Medicine & Science in Sports & Exercise: March 2005 - Volume 37 - Issue 3 - p 426-432
doi: 10.1249/01.MSS.0000155399.23358.82
Basic Sciences: Original Investigations

Purpose: To determine whether combined ingestion of maltodextrin and fructose during 150 min of cycling exercise would lead to exogenous carbohydrate oxidation rates higher than 1.1 g·min−1.

Methods: Eight trained cyclists (V̇O2max: 64.1 ± 3.1 mL·kg·min−1) performed three exercise trials in a random order. Each trial consisted of 150 min cycling at 55% maximum power output (64.2 ± 3.5% V̇O2max) while subjects received a solution providing either 1.8 g·min−1 of maltodextrin (MD), 1.2 g·min−1 of maltodextrin + 0.6 g·min−1 of fructose (MD+F), or plain water. To quantify exogenous carbohydrate oxidation, corn-derived MD and F were used, which have a high natural abundance of 13C.

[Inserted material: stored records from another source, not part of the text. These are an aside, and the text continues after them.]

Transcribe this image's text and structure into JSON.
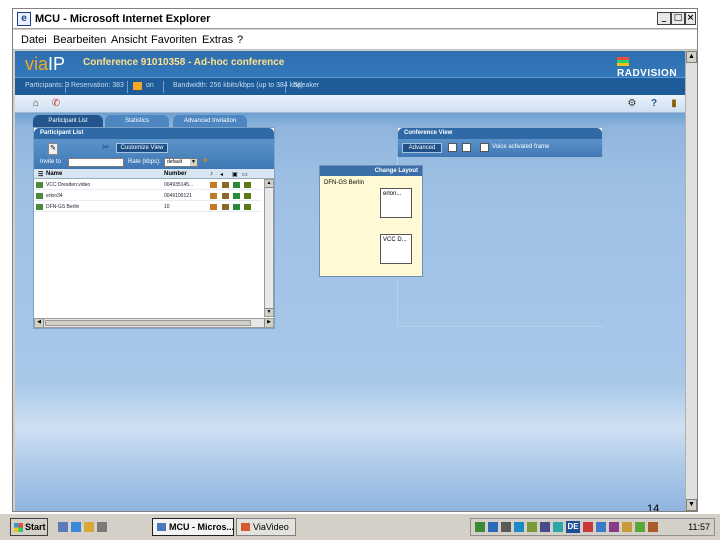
{
  "window": {
    "title": "MCU - Microsoft Internet Explorer",
    "buttons": {
      "minimize": "_",
      "maximize": "□",
      "close": "×"
    }
  },
  "menu": [
    "Datei",
    "Bearbeiten",
    "Ansicht",
    "Favoriten",
    "Extras",
    "?"
  ],
  "app": {
    "logo_via": "via",
    "logo_ip": "IP",
    "conference_title": "Conference 91010358 - Ad-hoc conference",
    "brand": "RADVISION",
    "status": {
      "participants": "Participants: 3",
      "reservation": "Reservation: 383",
      "lock": "on",
      "bandwidth": "Bandwidth: 256 kbits/kbps (up to 384 kbit)",
      "speaker": "Speaker"
    }
  },
  "tabs": [
    "Participant List",
    "Statistics",
    "Advanced Invitation"
  ],
  "participant_panel": {
    "header": "Participant List",
    "customize_button": "Customize View",
    "invite_label": "Invite to",
    "rate_label": "Rate (kbps):",
    "rate_value": "default",
    "columns": {
      "name": "Name",
      "number": "Number"
    },
    "rows": [
      {
        "name": "VCC Dresden:video",
        "number": "004935145..."
      },
      {
        "name": "erlon34",
        "number": "0049100121"
      },
      {
        "name": "DFN-GS Berlin",
        "number": "10"
      }
    ]
  },
  "conference_panel": {
    "header": "Conference View",
    "advanced_button": "Advanced",
    "frame_label": "Voice activated frame"
  },
  "layout_popup": {
    "header": "Change Layout",
    "selected": "DFN-GS Berlin",
    "frame1": "erlon...",
    "frame2": "VCC D..."
  },
  "page_number": "14",
  "taskbar": {
    "start": "Start",
    "tasks": [
      "MCU - Micros...",
      "ViaVideo"
    ],
    "lang": "DE",
    "clock": "11:57"
  },
  "colors": {
    "header_blue": "#2d6fb0",
    "accent_orange": "#f5a623",
    "title_yellow": "#ffe08a"
  }
}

Results: Peak exogenous carbohydrate oxidation (last 30 min of exercise) rates were ∼40% higher with combined MD+F ingestion compared with MD only ingestion (1.50 ± 0.07 and 1.06 ± 0.08 g·min−1, respectively, P < 0.05). Furthermore, the average exogenous carbohydrate oxidation rate during the last 90 min of exercise was higher with combined MD+F ingestion compared with MD alone (1.38 ± 0.06 and 0.96 ± 0.07 g·min−1, respectively, P < 0.05).

Conclusions: The present study demonstrates that with ingestion of large amounts of maltodextrin and fructose during cycling exercise, exogenous carbohydrate oxidation can reach peak values of ∼1.5 g·min−1, and this is markedly higher than oxidation rates from ingesting maltodextrin alone.

1School of Sport and Exercise Sciences, University of Birmingham, Edgbaston, Birmingham, UNITED KINGDOM; and2Institute of Food, Nutrition, and Human Health, Massey University, Wellington, NEW ZEALAND

Address for correspondence: Dr. A. E. Jeukendrup, School of Sport and Exercise Sciences, University of Birmingham, Birmingham B15 2TT, United Kingdom; E-mail

Submitted for publication April 2004.

Accepted for publication October 2004.

The authors do not have a professional relationship with companies or manufacturers who may benefit from the results of the present study. The results of the study do not constitute endorsement of the product by the authors or ACSM.

This research was supported by a grant from the International Life Sciences Institute (U.S.). David S. Rowlands was supported by a grant from Massey University MURF (NZ) (Grant PR568099) and by the Maurice and Phyllis Paykel Trust (NZ).

©2005The American College of Sports Medicine